- When roots are over an inch long, carefully transplant to a pot with well-draining soil and a hole at the bottom.
It takes at least 3 weeks for the first roots to grow, and they’ll be an inch long after 3 more weeks. The advantage of this method is that each propagated plant already has one full leafy frond to start with, which is great for giving away to friends.
- Tip: you can also plant your Zamioculcas trimmings directly in soil, as long as you keep moisture constant (without drowning the plant).
Preparing Zamioculcas leaf cuttings
ZZ plant leaf cuttings with soil
This relies on the same properties as the previous method: roots develop at the base of leaves as they did for stems.
Picture above/at left: before (on screen) and after!
- Cut a healthy stem from the Zamioculcas plant.
- Detach each leaf from the plant by pulling it out delicately. Let the plant tissue scar for a couple hours (no direct sun).
- Prepare trays filled with soil mix.
- Prick the leaves halfway into the soil, stem facing down.
- Space leaves by about 2 in (5 cm) to each side), and water.
Seal the trays or wrap the pots in clear plastic to lock moisture in. Keep in a warm place or windowsill.
Leaves may wilt away, but tubers start forming and eventually new shoots appear.
Note: When propagating dark or black ZZ plants – fresh new shoots always start off bright green and only turn black as time passes.
ZZ plant leaf water cuttings
Much as you would sprout avocado from seed, you can grow ZZ cuttings from leaves directly in water.
- from a healthy stem, pluck a leaf from your ZZ plant
- place it in a shallow glass with the cut stem in water
- you can hold the leaf with toothpicks or a bent paperclip (don’t use copper wire)
- replace and replenish the water often to protect against algae (a piece of wood charcoal in the glass helps, too).

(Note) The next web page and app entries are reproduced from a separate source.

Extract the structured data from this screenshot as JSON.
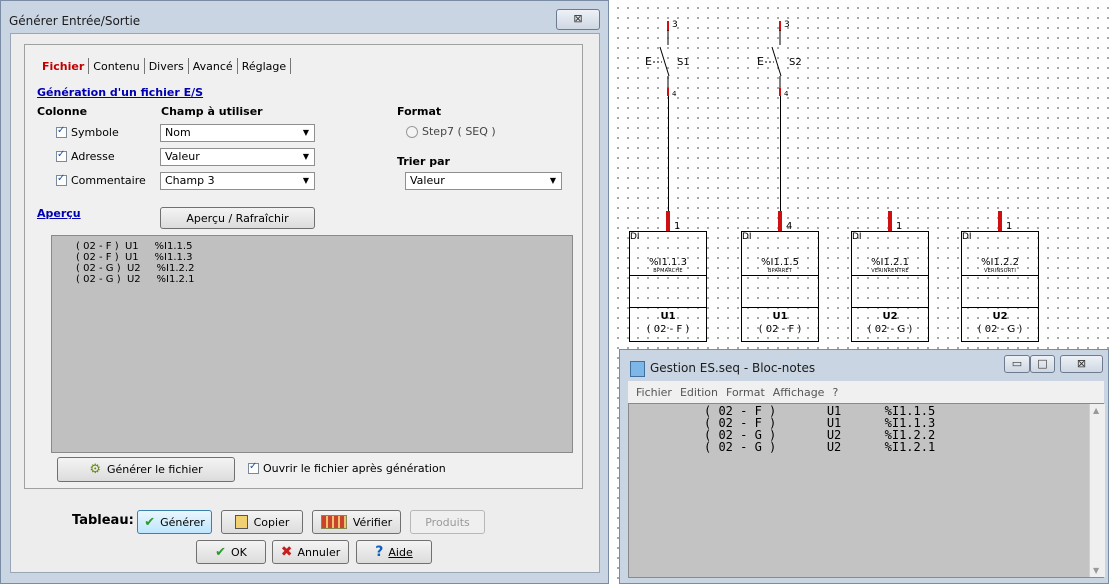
{
  "dialog": {
    "title": "Générer Entrée/Sortie",
    "close_label": "⊠",
    "tabs": [
      "Fichier",
      "Contenu",
      "Divers",
      "Avancé",
      "Réglage"
    ],
    "section_title": "Génération d'un fichier E/S",
    "col_header": "Colonne",
    "field_header": "Champ à utiliser",
    "rows": [
      {
        "label": "Symbole",
        "checked": true,
        "value": "Nom"
      },
      {
        "label": "Adresse",
        "checked": true,
        "value": "Valeur"
      },
      {
        "label": "Commentaire",
        "checked": true,
        "value": "Champ 3"
      }
    ],
    "format_label": "Format",
    "format_option": "Step7 ( SEQ )",
    "sort_label": "Trier par",
    "sort_value": "Valeur",
    "apercu_label": "Aperçu",
    "apercu_button": "Aperçu / Rafraîchir",
    "preview_lines": [
      "( 02 - F )  U1     %I1.1.5",
      "( 02 - F )  U1     %I1.1.3",
      "( 02 - G )  U2     %I1.2.2",
      "( 02 - G )  U2     %I1.2.1"
    ],
    "generate_file_button": "Générer le fichier",
    "open_after_label": "Ouvrir le fichier après génération",
    "tableau_label": "Tableau:",
    "tableau_buttons": [
      "Générer",
      "Copier",
      "Vérifier",
      "Produits"
    ],
    "ok_label": "OK",
    "cancel_label": "Annuler",
    "help_label": "Aide"
  },
  "schematic": {
    "switches": [
      {
        "label": "S1",
        "top": "3",
        "bottom": "4",
        "prefix": "E"
      },
      {
        "label": "S2",
        "top": "3",
        "bottom": "4",
        "prefix": "E"
      }
    ],
    "blocks": [
      {
        "pin": "1",
        "type": "DI",
        "address": "%I1.1.3",
        "desc": "BPMARCHE",
        "name": "U1",
        "ref": "( 02 - F )"
      },
      {
        "pin": "4",
        "type": "DI",
        "address": "%I1.1.5",
        "desc": "BPARRET",
        "name": "U1",
        "ref": "( 02 - F )"
      },
      {
        "pin": "1",
        "type": "DI",
        "address": "%I1.2.1",
        "desc": "VERINRENTRE",
        "name": "U2",
        "ref": "( 02 - G )"
      },
      {
        "pin": "1",
        "type": "DI",
        "address": "%I1.2.2",
        "desc": "VERINSORTI",
        "name": "U2",
        "ref": "( 02 - G )"
      }
    ]
  },
  "notepad": {
    "title": "Gestion ES.seq - Bloc-notes",
    "menu": [
      "Fichier",
      "Edition",
      "Format",
      "Affichage",
      "?"
    ],
    "lines": [
      "( 02 - F )       U1      %I1.1.5",
      "( 02 - F )       U1      %I1.1.3",
      "( 02 - G )       U2      %I1.2.2",
      "( 02 - G )       U2      %I1.2.1"
    ],
    "min_label": "▭",
    "max_label": "□",
    "close_label": "⊠"
  }
}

- roots and a tuber start growing
- plant in soil when rootlets are at least an inch (3 cm) long (or later if you find it nice).

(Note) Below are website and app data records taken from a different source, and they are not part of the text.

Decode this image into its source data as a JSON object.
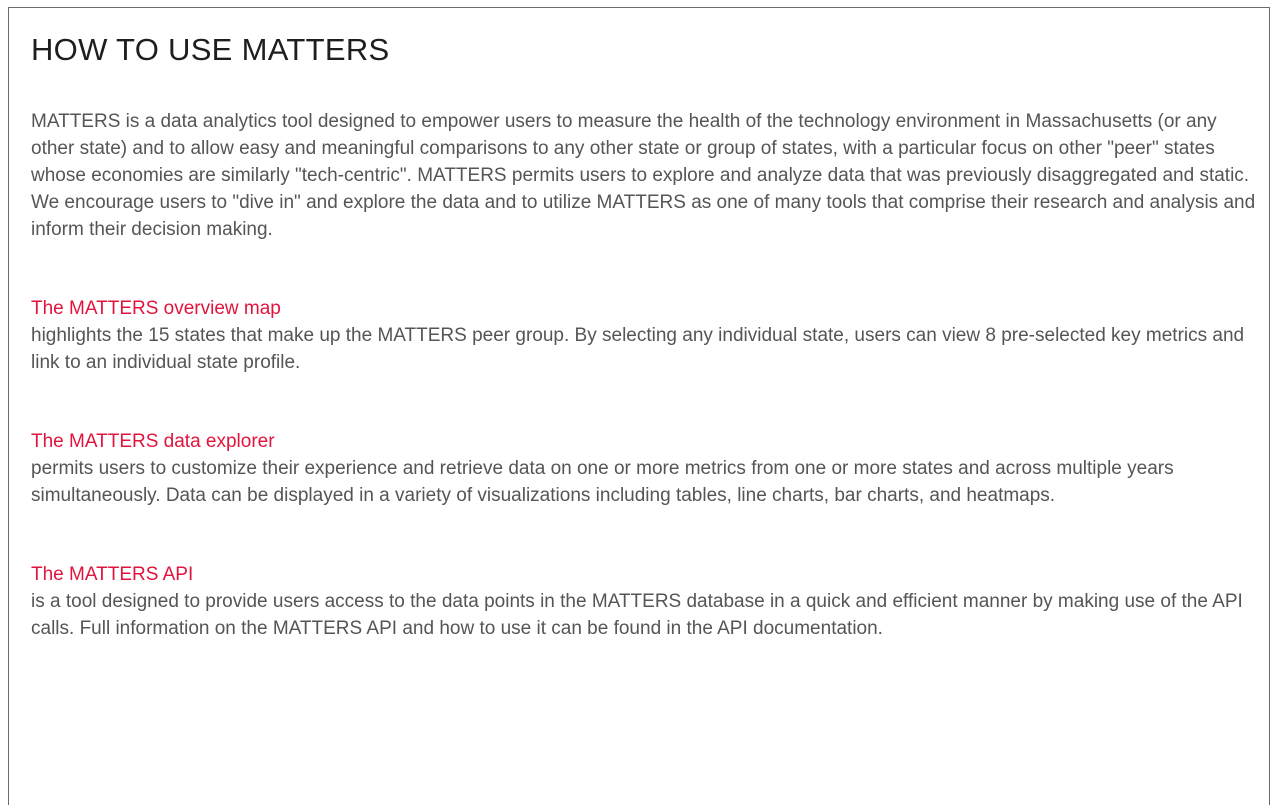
{
  "page": {
    "title": "HOW TO USE MATTERS",
    "intro": "MATTERS is a data analytics tool designed to empower users to measure the health of the technology environment in Massachusetts (or any other state) and to allow easy and meaningful comparisons to any other state or group of states, with a particular focus on other \"peer\" states whose economies are similarly \"tech-centric\". MATTERS permits users to explore and analyze data that was previously disaggregated and static. We encourage users to \"dive in\" and explore the data and to utilize MATTERS as one of many tools that comprise their research and analysis and inform their decision making."
  },
  "sections": [
    {
      "title": "The MATTERS overview map",
      "text": "highlights the 15 states that make up the MATTERS peer group. By selecting any individual state, users can view 8 pre-selected key metrics and link to an individual state profile."
    },
    {
      "title": "The MATTERS data explorer",
      "text": "permits users to customize their experience and retrieve data on one or more metrics from one or more states and across multiple years simultaneously. Data can be displayed in a variety of visualizations including tables, line charts, bar charts, and heatmaps."
    },
    {
      "title": "The MATTERS API",
      "text": "is a tool designed to provide users access to the data points in the MATTERS database in a quick and efficient manner by making use of the API calls. Full information on the MATTERS API and how to use it can be found in the API documentation."
    }
  ],
  "colors": {
    "heading": "#1e1e1e",
    "body_text": "#555555",
    "link": "#e2143d",
    "border": "#6b6b6b"
  }
}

You can see what this looks like on this page about the raven ZZ.
ZZ plant propagation from seed
This is the least common method of multiplying a Zamioculcas. Flowers appear randomly and have evolved to be pollinated by crawling insects, something offices and houses don’t have much of!
- The flower has two different portions: the tip bears a lot of small male flowers, and the base (in the husk) carries many tiny female flowers. As sterile zone separates both to reduce self-pollination.
- When the female flowers are ready to be pollinated, the husk (or spathe) folds back and the flower bends down to the ground, granting access to crawling insects (anything from earwig to ground beetle, there is no specific species).
- These are attracted from flower to flower, and their bellies brush up against the male portion before reaching the female portion.
- A few flowers develop into fruits that bear seed.
It’s possible to mimic the path insects would follow with a moist, fine paintbrush at the appropriate time. Fruits appear with seeds inside them. Sow the seeds and, in time, they’ll germinate.
→ Read also: How do you care for a Zamioculcas zamiifolia plant?
CC BY 2.0: Rusty Clark, CC BY-SA 2.0: 阿橋 HQ, CC BY-SA 3.0: Mokkie
Brian Robles, Flower Council Holland, Withfriesplease
shutterstock: nuclear_lily, Unsplash: Kristian Angelo, Pino Nguyen
This was a big help. I was hesitant to split my ZZ plant but after checking the video all my anxiety was swept away. In the end, just a little tugging and pulling did the trick. thanks